* **TASK TO COMPLETE**
Search the entries below for "example", and copy each line where it appears.

═══ SUPPLIED DATA

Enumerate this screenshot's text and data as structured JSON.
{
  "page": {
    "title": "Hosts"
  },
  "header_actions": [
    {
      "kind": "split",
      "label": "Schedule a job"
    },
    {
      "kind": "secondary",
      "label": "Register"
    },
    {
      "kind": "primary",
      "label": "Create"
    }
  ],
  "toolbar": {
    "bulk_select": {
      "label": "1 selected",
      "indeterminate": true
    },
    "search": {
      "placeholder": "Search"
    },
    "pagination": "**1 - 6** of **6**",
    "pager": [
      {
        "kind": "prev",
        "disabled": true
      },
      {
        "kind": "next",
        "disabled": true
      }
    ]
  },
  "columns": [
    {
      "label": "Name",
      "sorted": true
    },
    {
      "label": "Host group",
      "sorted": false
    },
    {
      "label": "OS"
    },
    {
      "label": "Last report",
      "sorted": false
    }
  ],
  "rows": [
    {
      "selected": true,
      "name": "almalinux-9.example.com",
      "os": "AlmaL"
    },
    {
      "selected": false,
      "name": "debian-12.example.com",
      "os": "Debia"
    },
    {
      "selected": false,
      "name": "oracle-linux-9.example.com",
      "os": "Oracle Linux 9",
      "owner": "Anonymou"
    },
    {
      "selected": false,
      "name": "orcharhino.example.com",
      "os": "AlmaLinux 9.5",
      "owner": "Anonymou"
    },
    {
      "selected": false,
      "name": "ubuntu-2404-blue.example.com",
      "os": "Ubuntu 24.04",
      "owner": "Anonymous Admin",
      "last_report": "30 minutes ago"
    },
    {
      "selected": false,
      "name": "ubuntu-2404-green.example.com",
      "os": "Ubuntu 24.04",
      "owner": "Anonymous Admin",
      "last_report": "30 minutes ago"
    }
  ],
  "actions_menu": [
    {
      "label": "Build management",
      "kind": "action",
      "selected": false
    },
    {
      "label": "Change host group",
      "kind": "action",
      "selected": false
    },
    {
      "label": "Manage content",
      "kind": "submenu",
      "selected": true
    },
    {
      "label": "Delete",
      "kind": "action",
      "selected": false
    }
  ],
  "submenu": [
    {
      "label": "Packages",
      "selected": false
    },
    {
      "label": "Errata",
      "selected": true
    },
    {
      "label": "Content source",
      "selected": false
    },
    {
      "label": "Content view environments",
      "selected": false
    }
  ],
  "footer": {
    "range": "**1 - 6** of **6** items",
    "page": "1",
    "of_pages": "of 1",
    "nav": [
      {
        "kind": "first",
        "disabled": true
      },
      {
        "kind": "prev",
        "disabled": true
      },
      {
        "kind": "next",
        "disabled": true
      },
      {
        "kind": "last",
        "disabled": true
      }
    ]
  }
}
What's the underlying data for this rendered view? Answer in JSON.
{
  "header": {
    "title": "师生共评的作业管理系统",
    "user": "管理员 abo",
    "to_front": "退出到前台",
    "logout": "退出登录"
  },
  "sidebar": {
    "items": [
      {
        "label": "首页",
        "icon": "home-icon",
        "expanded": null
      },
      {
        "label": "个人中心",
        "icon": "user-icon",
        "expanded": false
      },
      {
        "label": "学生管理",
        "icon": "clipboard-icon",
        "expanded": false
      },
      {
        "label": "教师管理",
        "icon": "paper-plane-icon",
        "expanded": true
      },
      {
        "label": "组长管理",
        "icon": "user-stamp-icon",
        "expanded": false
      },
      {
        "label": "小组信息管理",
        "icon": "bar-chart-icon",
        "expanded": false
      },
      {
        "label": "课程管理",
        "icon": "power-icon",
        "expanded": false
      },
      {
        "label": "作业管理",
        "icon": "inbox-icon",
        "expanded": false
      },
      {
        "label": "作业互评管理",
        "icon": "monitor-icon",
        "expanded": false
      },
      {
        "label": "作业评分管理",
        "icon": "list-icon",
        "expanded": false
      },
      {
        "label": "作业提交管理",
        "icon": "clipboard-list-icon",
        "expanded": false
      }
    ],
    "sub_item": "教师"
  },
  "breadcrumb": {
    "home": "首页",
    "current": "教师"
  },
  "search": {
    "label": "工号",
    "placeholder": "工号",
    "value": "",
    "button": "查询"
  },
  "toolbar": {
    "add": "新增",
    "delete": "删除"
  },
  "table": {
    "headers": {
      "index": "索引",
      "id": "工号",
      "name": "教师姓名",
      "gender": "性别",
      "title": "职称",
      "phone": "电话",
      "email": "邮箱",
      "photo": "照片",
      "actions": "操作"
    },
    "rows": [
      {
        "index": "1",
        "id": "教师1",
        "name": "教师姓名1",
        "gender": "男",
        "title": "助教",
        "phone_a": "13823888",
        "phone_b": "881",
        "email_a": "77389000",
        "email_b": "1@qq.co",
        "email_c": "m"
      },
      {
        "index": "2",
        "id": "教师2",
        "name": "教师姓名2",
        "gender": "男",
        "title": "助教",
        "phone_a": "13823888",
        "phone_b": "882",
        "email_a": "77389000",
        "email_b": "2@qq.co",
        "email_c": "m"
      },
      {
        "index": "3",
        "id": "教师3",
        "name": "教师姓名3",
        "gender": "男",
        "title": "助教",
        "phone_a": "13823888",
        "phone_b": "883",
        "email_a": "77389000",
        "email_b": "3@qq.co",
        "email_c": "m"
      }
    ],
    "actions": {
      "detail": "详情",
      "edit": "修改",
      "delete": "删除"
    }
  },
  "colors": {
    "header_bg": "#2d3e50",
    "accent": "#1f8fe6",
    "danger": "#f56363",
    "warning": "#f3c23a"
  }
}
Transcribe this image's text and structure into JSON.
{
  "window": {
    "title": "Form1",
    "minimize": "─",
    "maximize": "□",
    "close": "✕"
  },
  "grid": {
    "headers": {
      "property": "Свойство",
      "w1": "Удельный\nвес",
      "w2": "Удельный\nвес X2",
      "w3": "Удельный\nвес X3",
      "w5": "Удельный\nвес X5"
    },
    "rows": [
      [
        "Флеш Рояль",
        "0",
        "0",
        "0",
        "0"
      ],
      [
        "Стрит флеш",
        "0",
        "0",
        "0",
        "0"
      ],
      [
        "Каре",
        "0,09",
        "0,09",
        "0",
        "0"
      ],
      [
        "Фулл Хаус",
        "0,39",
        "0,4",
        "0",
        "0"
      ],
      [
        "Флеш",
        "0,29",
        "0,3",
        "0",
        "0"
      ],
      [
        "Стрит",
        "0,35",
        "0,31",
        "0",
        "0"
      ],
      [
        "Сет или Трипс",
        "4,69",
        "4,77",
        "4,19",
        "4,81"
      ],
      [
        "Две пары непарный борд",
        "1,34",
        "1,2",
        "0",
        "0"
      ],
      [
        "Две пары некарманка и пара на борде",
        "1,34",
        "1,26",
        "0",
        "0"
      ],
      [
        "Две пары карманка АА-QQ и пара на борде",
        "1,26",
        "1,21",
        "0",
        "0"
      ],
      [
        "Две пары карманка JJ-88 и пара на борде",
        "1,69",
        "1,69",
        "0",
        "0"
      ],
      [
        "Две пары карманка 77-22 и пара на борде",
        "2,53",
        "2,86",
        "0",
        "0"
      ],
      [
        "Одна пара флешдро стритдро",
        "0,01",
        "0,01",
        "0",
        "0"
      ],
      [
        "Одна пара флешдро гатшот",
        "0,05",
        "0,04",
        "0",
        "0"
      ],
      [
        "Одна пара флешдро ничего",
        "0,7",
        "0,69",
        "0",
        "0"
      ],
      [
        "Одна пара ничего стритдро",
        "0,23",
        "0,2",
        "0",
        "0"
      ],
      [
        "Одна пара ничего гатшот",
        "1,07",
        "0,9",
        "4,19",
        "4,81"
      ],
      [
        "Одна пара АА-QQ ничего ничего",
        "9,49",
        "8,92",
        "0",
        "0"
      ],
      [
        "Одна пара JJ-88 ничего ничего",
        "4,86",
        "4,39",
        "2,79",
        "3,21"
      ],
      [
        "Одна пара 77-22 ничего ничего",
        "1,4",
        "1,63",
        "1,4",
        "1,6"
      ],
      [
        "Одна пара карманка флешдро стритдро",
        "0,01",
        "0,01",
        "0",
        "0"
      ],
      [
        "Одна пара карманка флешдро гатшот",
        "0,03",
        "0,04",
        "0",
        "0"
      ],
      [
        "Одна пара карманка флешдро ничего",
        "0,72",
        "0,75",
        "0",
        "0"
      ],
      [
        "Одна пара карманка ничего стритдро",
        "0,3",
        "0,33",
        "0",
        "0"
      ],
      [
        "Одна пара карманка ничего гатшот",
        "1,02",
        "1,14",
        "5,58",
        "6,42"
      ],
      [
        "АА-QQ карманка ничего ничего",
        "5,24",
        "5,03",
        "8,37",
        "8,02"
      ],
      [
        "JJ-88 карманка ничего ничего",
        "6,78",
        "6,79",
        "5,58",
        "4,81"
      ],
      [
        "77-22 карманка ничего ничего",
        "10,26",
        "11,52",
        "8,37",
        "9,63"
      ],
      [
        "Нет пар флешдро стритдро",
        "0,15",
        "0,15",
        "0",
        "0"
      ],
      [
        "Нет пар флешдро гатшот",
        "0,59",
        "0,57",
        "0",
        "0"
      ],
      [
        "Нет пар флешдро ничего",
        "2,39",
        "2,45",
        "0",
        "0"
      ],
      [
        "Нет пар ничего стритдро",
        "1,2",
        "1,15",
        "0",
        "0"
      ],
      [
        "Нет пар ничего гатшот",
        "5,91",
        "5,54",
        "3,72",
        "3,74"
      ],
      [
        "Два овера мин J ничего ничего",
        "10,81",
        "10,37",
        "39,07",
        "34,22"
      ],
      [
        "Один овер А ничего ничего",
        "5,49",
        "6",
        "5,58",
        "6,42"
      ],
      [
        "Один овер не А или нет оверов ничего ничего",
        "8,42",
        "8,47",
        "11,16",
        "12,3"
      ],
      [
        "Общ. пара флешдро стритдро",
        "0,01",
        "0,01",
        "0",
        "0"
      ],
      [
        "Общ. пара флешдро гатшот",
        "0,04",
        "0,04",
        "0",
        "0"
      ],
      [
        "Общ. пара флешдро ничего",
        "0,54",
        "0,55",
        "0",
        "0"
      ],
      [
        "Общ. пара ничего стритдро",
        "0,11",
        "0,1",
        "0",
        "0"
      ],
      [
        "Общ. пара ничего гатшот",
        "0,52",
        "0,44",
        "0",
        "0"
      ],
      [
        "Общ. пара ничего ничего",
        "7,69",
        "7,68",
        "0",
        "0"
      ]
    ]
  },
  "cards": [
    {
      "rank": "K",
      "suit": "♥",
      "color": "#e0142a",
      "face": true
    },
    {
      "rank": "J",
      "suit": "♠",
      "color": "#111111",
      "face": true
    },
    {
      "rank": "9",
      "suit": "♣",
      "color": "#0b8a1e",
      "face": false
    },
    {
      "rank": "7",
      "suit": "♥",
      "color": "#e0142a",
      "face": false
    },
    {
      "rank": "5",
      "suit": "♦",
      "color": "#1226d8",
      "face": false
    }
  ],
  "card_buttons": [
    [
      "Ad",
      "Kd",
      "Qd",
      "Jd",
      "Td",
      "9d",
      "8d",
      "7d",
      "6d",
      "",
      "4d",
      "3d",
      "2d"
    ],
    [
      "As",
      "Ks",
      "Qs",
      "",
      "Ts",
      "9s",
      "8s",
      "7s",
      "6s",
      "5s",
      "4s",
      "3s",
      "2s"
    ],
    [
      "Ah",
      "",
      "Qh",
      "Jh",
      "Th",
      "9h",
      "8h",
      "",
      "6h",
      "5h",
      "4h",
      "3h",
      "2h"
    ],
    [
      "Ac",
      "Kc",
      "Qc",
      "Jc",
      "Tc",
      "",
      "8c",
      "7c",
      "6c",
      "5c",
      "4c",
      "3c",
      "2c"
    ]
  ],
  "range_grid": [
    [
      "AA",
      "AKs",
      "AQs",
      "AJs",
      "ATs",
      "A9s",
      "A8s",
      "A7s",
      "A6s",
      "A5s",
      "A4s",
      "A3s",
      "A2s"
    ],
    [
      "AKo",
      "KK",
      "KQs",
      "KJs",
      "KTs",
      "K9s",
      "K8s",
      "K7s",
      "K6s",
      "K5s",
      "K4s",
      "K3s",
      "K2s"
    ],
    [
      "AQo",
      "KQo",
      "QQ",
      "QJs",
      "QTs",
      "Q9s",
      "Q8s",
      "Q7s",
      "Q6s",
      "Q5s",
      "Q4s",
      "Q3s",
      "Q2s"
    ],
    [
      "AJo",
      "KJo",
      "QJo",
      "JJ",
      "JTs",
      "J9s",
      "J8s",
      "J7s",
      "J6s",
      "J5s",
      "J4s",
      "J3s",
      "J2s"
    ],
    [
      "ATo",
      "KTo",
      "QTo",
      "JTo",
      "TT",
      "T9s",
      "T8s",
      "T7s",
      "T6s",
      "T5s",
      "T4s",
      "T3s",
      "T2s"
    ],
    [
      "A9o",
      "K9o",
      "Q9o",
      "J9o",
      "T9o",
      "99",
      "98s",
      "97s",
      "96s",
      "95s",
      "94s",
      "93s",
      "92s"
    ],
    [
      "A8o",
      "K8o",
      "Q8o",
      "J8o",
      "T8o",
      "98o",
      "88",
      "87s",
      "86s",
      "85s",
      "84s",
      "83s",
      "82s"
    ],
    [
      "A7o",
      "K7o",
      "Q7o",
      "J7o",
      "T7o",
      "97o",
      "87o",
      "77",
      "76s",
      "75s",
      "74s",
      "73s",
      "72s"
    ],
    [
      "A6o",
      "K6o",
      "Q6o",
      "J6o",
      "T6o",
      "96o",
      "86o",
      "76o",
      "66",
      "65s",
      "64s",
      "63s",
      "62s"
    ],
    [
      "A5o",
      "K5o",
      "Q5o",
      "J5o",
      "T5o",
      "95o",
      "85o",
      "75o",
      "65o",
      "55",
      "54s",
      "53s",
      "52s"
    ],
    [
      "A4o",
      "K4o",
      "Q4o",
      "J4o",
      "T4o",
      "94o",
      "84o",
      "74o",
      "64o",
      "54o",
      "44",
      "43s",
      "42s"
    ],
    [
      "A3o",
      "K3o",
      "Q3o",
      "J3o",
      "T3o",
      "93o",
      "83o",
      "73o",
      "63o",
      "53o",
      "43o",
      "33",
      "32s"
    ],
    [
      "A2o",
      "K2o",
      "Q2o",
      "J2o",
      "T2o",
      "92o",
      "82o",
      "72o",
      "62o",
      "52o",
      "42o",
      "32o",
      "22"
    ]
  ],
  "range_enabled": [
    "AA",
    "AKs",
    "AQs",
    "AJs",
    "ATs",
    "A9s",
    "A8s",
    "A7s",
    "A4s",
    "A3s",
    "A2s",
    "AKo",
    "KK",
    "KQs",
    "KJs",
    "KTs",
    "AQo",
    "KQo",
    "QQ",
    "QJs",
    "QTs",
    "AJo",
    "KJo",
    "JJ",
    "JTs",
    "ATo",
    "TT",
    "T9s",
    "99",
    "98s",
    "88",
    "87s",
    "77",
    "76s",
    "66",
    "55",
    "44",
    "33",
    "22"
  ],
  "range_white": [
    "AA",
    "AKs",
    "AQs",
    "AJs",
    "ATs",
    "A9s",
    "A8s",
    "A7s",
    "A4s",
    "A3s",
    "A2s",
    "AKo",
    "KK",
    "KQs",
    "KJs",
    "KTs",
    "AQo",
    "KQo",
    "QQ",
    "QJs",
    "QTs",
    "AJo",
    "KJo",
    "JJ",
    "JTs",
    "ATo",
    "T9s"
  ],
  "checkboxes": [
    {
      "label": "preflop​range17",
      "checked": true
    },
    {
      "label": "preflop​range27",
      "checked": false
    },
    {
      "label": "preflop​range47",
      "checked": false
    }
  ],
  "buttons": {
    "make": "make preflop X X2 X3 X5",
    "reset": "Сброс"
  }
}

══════

* **TASK OUTPUT**
      "name": "almalinux-9.example.com",
      "name": "debian-12.example.com",
      "name": "oracle-linux-9.example.com",
      "name": "orcharhino.example.com",
      "name": "ubuntu-2404-blue.example.com",
      "name": "ubuntu-2404-green.example.com",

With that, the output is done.